"All this money spent on a party means taking the risk of going into debt," he said. "But if you plan a low-cost ceremony, you can instead use the money to secure your future.”

"I know many Gazans who have managed to spend half as much by holding their wedding during the coronavirus crisis," said Jihan Abu Okal, who runs a hair and make-up salon in the Jabaliya camp in the north of the strip.

She welcomes this new trend, as weddings can become a crippling economic burden for low-income families. “These loan companies swindle young Gazans," she warned between sips of tea, her beauty salon now emptied of its last customers.

"My advice: marry with the money you have and try to cut costs, but do not turn to these agencies.”

"A spokesman for the police in Gaza, which is governed by the Hamas group, said that of 100,000 debt-default cases opened last year, 22 per cent were linked to marriage loans. Honeymooners risk jail if they can no longer pay back their loans.


Yasser Ahmed Al Basyouni, 31, has bitter memories of his wedding celebration, paid for with a credit. "I didn't have the money to rent a hall or to prepare food for the guests, as is the tradition in our Palestinian society. I am the eldest of my family, so I had to bring joy to our house. But the joy turned into tears," he told The National.

In April 2017, this salesman in a clothing store borrowed 25,000 shekels (about $7,000) to organise his union. "Sometimes the owner of the money-lending association sympathised with me because of my intermittent work and pushed back my payments by a month or two. Sometimes not. When I was first arrested, they kept me in jail until I paid the amount due that month,” Mr Basyouni explained.

He was then forced to sell the gold he had offered to his wife as a dowry - but even that wasn’t enough. He said he was arrested a total of six times, each for a period of less than a day, and is now debt free.

"The judge did not take into account my financial situation. I was very disappointed. I hope that no young man will deal with these companies ever again.”

In recent days, Gazans took to social media to express their outrage that thousands of grooms are allegedly wanted by the police for failing to pay back their debts. “Marriage has become an ambush,” one local journalist wrote.

However, the coronavirus has brought some good news to jailed spouses. Due to the pandemic, 1200 inmates deemed not to represent a threat to society were released from prisons to avoid an outbreak, a prison administration spokesman told The National. Among them were many grooms crippled with debt.

Anyone who fails to pay back his loans once the crisis is over will risk being jailed again.
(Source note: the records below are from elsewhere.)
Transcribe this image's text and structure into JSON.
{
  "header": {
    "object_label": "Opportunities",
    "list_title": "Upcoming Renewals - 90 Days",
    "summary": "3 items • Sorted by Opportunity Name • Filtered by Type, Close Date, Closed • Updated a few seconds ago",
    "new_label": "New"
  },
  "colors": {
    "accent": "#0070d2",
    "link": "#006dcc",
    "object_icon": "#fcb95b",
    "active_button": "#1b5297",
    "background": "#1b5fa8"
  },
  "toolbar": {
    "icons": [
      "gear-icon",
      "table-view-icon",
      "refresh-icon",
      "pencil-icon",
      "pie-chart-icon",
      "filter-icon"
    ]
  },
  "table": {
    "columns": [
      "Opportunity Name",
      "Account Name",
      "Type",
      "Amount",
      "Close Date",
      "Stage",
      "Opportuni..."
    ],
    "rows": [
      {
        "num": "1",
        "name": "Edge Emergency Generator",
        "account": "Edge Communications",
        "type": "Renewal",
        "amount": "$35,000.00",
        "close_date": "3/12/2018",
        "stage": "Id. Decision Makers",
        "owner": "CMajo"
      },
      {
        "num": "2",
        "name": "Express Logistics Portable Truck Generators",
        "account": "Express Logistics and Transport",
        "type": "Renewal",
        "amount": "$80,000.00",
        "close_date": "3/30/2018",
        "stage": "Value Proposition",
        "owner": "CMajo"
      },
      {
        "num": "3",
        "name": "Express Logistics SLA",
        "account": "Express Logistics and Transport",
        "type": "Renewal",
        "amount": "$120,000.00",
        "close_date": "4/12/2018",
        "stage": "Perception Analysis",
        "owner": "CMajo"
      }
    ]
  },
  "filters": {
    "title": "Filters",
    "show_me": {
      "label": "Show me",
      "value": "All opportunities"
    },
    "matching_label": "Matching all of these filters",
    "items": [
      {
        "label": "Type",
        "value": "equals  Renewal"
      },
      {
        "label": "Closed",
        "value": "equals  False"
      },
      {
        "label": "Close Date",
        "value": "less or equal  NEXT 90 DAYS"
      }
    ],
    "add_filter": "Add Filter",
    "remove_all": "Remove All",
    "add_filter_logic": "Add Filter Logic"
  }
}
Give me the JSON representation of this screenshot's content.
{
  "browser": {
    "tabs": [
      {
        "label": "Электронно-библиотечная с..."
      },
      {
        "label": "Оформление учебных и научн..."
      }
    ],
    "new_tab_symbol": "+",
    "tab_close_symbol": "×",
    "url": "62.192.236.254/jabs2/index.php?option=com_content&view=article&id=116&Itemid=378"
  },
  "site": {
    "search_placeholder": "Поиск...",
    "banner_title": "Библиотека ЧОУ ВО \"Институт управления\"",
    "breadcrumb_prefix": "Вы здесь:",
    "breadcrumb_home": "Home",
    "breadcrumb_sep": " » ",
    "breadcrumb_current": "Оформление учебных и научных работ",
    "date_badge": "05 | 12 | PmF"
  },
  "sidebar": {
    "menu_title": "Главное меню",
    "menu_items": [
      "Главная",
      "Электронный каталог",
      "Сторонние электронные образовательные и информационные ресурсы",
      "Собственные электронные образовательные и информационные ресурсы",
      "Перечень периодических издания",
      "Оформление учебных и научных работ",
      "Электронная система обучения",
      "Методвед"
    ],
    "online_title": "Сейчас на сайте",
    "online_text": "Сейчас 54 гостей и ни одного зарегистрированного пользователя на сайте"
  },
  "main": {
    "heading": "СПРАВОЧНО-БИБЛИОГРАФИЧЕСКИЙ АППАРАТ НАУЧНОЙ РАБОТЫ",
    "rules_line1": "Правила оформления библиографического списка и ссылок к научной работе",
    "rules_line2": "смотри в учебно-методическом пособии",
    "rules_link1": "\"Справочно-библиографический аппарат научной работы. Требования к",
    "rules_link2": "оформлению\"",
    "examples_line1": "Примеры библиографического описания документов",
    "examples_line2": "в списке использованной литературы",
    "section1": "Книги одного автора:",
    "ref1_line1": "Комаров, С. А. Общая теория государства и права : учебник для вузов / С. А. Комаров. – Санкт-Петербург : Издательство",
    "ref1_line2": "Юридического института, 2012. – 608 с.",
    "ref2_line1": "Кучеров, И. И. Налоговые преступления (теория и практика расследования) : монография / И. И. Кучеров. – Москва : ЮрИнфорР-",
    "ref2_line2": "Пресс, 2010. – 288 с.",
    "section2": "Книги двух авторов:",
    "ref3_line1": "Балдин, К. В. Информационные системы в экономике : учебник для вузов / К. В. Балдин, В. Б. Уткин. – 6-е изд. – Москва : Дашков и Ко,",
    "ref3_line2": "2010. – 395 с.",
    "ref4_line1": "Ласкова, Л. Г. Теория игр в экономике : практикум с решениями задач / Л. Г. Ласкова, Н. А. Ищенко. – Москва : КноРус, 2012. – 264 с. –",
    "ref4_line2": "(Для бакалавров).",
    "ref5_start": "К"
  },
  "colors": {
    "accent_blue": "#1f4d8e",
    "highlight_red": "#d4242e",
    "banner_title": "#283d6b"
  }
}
The law provides for a maximum jail time of 91 days per year for debt-default cases.

With the money they were able to save, Rawan and Moamen plan to set up their own apartment on the first floor of the family home. "I have no regrets, it was the right decision," said Moamen. “A marriage is a marriage, with or without the joy of a big celebration.”